Lately, I’ve been spending time with other people who, as adults, having this problem: and I’ll confess, it’s sometimes me too. Focusing on one negative thing leads to another, and then to another. In that spiral, my brain stubbornly tells itself, “you must solve these problems in order to feel better. You must be miserable till then.” The tough part, of course, is that suffering, and loss, and emotional damage aren’t things that are solved: they are managed. What I’m learning is that, sometimes, the right thing to when negativity has you trapped is to do something else.

When sad, bake bread.

When heartbroken, tend your garden.

When furious, do some dishes. They make a lot of noise, so that’s nice.

It’s not that the thing or the emotion is solved by the action. It’s that distracting yourself from the negativity introduces another spiral, an upward one. It gives you one rung of a positivity ladder that can take you up. Obviously, the problems are still there; they will erupt from time to time and demand your attention. But living with all your attention on that isn’t as good as doing something else, something else good or something else that needs to be done. It’s a life-giving kind of distraction.

New best bread ever – easy-to-make Peasant Bread

I have unsuccessfully wrestled with many  bread recipes. This one, in particular, may not be the best bread in the world, but it is such a thorough recipe, with such simple ingredients, and such a good chance of success… I’ll say it. It’s my favorite bread recipe ever. And you make it in a BOWL. How cool is that? (pyrex only; something oven safe!)

The recipe is from Alexandra Bakes, and her whole site is basically food blogging goals; check it out here: https://www.alexandracooks.com/2012/11/07/my-mothers-peasant-bread-the-best-easiest-bread-you-will-ever-make/.

The romantic feeling of making your own bread is often undone by the flour everywhere, the stickiness of your fingers when you are kneading, and the sadness of not good rising bread. This bread, by being no-knead, means that one less variable is up to the poor baker (me, in this case), so I was able to see reliable rising and not accidentally leave it too long. I didn’t get big yeast bubbles like so many other people making homemade bread, but I did get airy dough.
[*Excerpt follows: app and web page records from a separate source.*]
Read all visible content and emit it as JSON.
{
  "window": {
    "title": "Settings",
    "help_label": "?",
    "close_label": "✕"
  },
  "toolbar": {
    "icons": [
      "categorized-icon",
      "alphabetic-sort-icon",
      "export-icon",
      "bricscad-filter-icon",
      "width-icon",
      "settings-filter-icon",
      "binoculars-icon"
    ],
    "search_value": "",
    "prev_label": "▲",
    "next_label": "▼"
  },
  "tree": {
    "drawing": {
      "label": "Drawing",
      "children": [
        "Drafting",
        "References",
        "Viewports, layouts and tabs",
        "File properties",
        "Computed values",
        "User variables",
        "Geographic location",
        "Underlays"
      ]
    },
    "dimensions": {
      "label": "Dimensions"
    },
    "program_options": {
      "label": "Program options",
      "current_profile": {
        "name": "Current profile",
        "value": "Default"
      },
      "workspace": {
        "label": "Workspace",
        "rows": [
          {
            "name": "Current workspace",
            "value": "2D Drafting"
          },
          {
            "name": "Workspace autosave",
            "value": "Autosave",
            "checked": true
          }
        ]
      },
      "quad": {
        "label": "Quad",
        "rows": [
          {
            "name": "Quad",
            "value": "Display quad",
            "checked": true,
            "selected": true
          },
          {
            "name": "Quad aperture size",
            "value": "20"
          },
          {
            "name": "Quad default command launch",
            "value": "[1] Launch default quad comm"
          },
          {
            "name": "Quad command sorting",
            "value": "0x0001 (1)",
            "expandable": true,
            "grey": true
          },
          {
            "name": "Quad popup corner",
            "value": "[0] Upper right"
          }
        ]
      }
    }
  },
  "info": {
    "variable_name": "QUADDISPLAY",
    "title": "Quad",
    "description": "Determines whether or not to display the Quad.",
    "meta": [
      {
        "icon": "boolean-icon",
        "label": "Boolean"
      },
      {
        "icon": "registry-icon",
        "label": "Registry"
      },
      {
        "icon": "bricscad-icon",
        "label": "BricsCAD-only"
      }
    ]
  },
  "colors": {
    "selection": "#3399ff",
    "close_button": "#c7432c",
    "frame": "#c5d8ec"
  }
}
I really love the crust that forms from the liberal coating of butter and the use of the bowl as the container for the bread; the amount of dough for me was perfect for my large pyrex bowl. Flipping it out of the bowl was so easy, and the bread is very slicing-friendly so it will be useful for sandwiches…

I’m just basically in love with this bread. I wish I had more of a romantic story about it, but if you have seen any of my sorta-didn’t-rise breads, or the hockey-puck style french bread I made one time, you would understand the sense of triumph I have eating a piece of bread that is actually good the next morning. I made it with one cup of wheat flour to three cups of regular bread flour, which makes it just a tiny bit healthy and slightly earthy/chewy, but mostly it’s just like any bakery-style white bread boule. As long as the yeast actually foams, your bread should be just as good as mine using Alexandra’s recipe!